US7670634 *Aug 5, 2004Mar 2, 2010De Smet Engineering N.V.Method for vacuum stripping of oils and fats
US7696369Aug 5, 2005Apr 13, 2010De Smet Engineering N.V.Oil Recuperation process
US7892335Sep 28, 2007Feb 22, 2011N.V. Desmet Ballestra Engineering S.A.Phase transfer apparatus and process
US8142178Jul 18, 2008Mar 27, 2012N.V. Desmet Ballestra Engineering S.A.Device for desolventising under reduced pressure
US8203014Jul 18, 2008Jun 19, 2012N.V. De Smet Engineering S.A.Fractionation processes and devices for oils and fats

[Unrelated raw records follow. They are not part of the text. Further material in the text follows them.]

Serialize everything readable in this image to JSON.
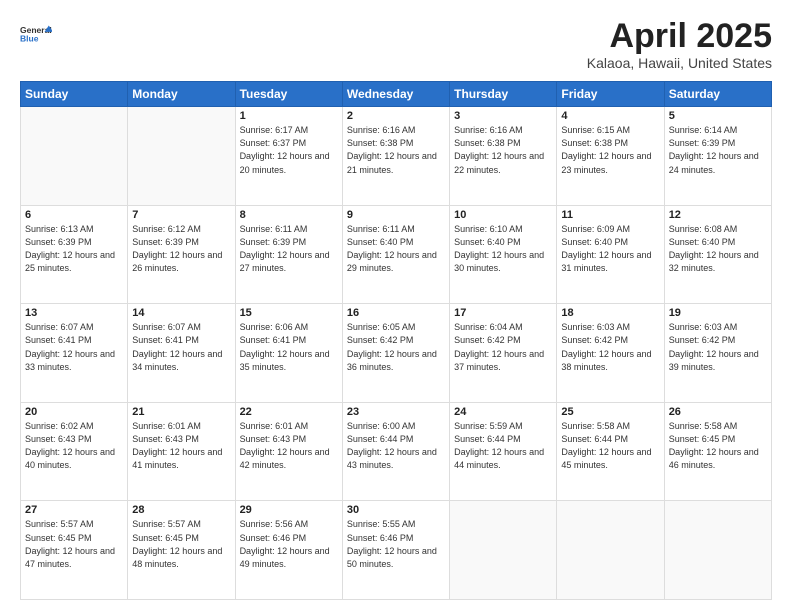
{
  "header": {
    "logo_general": "General",
    "logo_blue": "Blue",
    "title": "April 2025",
    "location": "Kalaoa, Hawaii, United States"
  },
  "days_of_week": [
    "Sunday",
    "Monday",
    "Tuesday",
    "Wednesday",
    "Thursday",
    "Friday",
    "Saturday"
  ],
  "weeks": [
    [
      {
        "day": "",
        "info": ""
      },
      {
        "day": "",
        "info": ""
      },
      {
        "day": "1",
        "info": "Sunrise: 6:17 AM\nSunset: 6:37 PM\nDaylight: 12 hours and 20 minutes."
      },
      {
        "day": "2",
        "info": "Sunrise: 6:16 AM\nSunset: 6:38 PM\nDaylight: 12 hours and 21 minutes."
      },
      {
        "day": "3",
        "info": "Sunrise: 6:16 AM\nSunset: 6:38 PM\nDaylight: 12 hours and 22 minutes."
      },
      {
        "day": "4",
        "info": "Sunrise: 6:15 AM\nSunset: 6:38 PM\nDaylight: 12 hours and 23 minutes."
      },
      {
        "day": "5",
        "info": "Sunrise: 6:14 AM\nSunset: 6:39 PM\nDaylight: 12 hours and 24 minutes."
      }
    ],
    [
      {
        "day": "6",
        "info": "Sunrise: 6:13 AM\nSunset: 6:39 PM\nDaylight: 12 hours and 25 minutes."
      },
      {
        "day": "7",
        "info": "Sunrise: 6:12 AM\nSunset: 6:39 PM\nDaylight: 12 hours and 26 minutes."
      },
      {
        "day": "8",
        "info": "Sunrise: 6:11 AM\nSunset: 6:39 PM\nDaylight: 12 hours and 27 minutes."
      },
      {
        "day": "9",
        "info": "Sunrise: 6:11 AM\nSunset: 6:40 PM\nDaylight: 12 hours and 29 minutes."
      },
      {
        "day": "10",
        "info": "Sunrise: 6:10 AM\nSunset: 6:40 PM\nDaylight: 12 hours and 30 minutes."
      },
      {
        "day": "11",
        "info": "Sunrise: 6:09 AM\nSunset: 6:40 PM\nDaylight: 12 hours and 31 minutes."
      },
      {
        "day": "12",
        "info": "Sunrise: 6:08 AM\nSunset: 6:40 PM\nDaylight: 12 hours and 32 minutes."
      }
    ],
    [
      {
        "day": "13",
        "info": "Sunrise: 6:07 AM\nSunset: 6:41 PM\nDaylight: 12 hours and 33 minutes."
      },
      {
        "day": "14",
        "info": "Sunrise: 6:07 AM\nSunset: 6:41 PM\nDaylight: 12 hours and 34 minutes."
      },
      {
        "day": "15",
        "info": "Sunrise: 6:06 AM\nSunset: 6:41 PM\nDaylight: 12 hours and 35 minutes."
      },
      {
        "day": "16",
        "info": "Sunrise: 6:05 AM\nSunset: 6:42 PM\nDaylight: 12 hours and 36 minutes."
      },
      {
        "day": "17",
        "info": "Sunrise: 6:04 AM\nSunset: 6:42 PM\nDaylight: 12 hours and 37 minutes."
      },
      {
        "day": "18",
        "info": "Sunrise: 6:03 AM\nSunset: 6:42 PM\nDaylight: 12 hours and 38 minutes."
      },
      {
        "day": "19",
        "info": "Sunrise: 6:03 AM\nSunset: 6:42 PM\nDaylight: 12 hours and 39 minutes."
      }
    ],
    [
      {
        "day": "20",
        "info": "Sunrise: 6:02 AM\nSunset: 6:43 PM\nDaylight: 12 hours and 40 minutes."
      },
      {
        "day": "21",
        "info": "Sunrise: 6:01 AM\nSunset: 6:43 PM\nDaylight: 12 hours and 41 minutes."
      },
      {
        "day": "22",
        "info": "Sunrise: 6:01 AM\nSunset: 6:43 PM\nDaylight: 12 hours and 42 minutes."
      },
      {
        "day": "23",
        "info": "Sunrise: 6:00 AM\nSunset: 6:44 PM\nDaylight: 12 hours and 43 minutes."
      },
      {
        "day": "24",
        "info": "Sunrise: 5:59 AM\nSunset: 6:44 PM\nDaylight: 12 hours and 44 minutes."
      },
      {
        "day": "25",
        "info": "Sunrise: 5:58 AM\nSunset: 6:44 PM\nDaylight: 12 hours and 45 minutes."
      },
      {
        "day": "26",
        "info": "Sunrise: 5:58 AM\nSunset: 6:45 PM\nDaylight: 12 hours and 46 minutes."
      }
    ],
    [
      {
        "day": "27",
        "info": "Sunrise: 5:57 AM\nSunset: 6:45 PM\nDaylight: 12 hours and 47 minutes."
      },
      {
        "day": "28",
        "info": "Sunrise: 5:57 AM\nSunset: 6:45 PM\nDaylight: 12 hours and 48 minutes."
      },
      {
        "day": "29",
        "info": "Sunrise: 5:56 AM\nSunset: 6:46 PM\nDaylight: 12 hours and 49 minutes."
      },
      {
        "day": "30",
        "info": "Sunrise: 5:55 AM\nSunset: 6:46 PM\nDaylight: 12 hours and 50 minutes."
      },
      {
        "day": "",
        "info": ""
      },
      {
        "day": "",
        "info": ""
      },
      {
        "day": "",
        "info": ""
      }
    ]
  ]
}
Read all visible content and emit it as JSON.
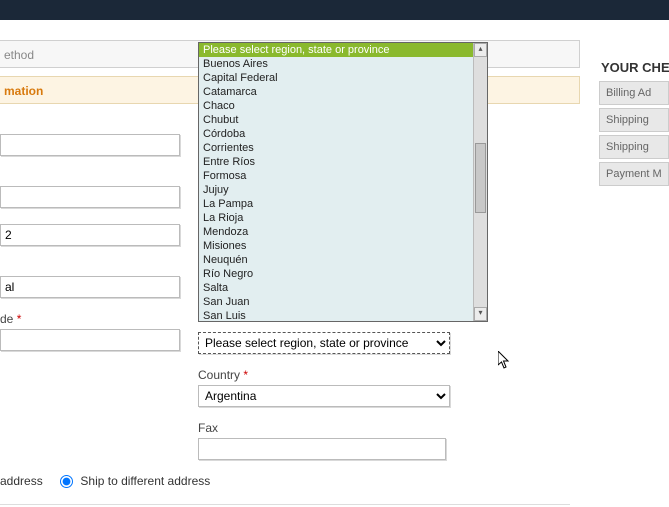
{
  "steps": {
    "method_label": "ethod",
    "active_label": "mation"
  },
  "form": {
    "left_value_0": "",
    "left_value_1": "",
    "left_value_2": "2",
    "left_value_3": "al",
    "zip_label_partial": "de",
    "zip_value": ""
  },
  "region": {
    "select_display": "Please select region, state or province",
    "options": [
      "Please select region, state or province",
      "Buenos Aires",
      "Capital Federal",
      "Catamarca",
      "Chaco",
      "Chubut",
      "Córdoba",
      "Corrientes",
      "Entre Ríos",
      "Formosa",
      "Jujuy",
      "La Pampa",
      "La Rioja",
      "Mendoza",
      "Misiones",
      "Neuquén",
      "Río Negro",
      "Salta",
      "San Juan",
      "San Luis"
    ]
  },
  "country": {
    "label": "Country",
    "value": "Argentina"
  },
  "fax": {
    "label": "Fax",
    "value": ""
  },
  "shipto": {
    "opt1": "address",
    "opt2": "Ship to different address"
  },
  "progress": {
    "title": "YOUR CHEC",
    "items": [
      "Billing Ad",
      "Shipping",
      "Shipping",
      "Payment M"
    ]
  }
}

US20120295998 *Jun 29, 2012Nov 22, 2012Ford Global Technologies, LlcEncapsulated flexible polyurethane foam and method for making polyol to form foam
DE1135119B *Aug 12, 1959Aug 23, 1962Masch Und Appbau VebVerfahren und Vorrichtung zur Desodorisierung von OElen, insbesondere vegetabilischer OEle
DE1197568B *Oct 30, 1959Jul 29, 1965Pintsch Bamag AgVorrichtung zur kontinuierlichen Desodorisierung von vegetabilen und animalischen Fetten und OElen mittels durchstroemenden Dampfes
U.S. Classification203/63, 554/205, 203/70, 202/158
International ClassificationC11B3/00, C11B3/14
Cooperative ClassificationC11B3/14
European ClassificationC11B3/14